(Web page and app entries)
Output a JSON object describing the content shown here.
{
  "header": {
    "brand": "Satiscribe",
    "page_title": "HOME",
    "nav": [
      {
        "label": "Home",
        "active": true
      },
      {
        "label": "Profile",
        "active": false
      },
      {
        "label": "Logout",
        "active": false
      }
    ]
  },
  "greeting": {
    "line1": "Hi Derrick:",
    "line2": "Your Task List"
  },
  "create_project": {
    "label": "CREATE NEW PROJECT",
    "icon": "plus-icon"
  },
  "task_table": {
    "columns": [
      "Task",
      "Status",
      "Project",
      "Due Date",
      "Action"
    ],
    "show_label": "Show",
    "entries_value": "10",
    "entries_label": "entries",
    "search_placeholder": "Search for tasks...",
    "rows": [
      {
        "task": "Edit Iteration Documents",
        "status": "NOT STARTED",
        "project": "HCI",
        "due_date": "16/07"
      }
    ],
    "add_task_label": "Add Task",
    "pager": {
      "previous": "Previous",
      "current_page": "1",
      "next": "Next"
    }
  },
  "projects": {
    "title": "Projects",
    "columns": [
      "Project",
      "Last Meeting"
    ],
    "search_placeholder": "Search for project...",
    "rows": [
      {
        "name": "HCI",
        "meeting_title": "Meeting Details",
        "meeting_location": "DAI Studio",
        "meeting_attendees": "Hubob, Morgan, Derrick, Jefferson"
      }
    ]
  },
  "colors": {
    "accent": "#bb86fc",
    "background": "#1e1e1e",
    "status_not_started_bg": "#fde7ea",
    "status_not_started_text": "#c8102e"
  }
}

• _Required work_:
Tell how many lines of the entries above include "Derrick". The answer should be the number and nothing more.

• _Answer for the task_:
2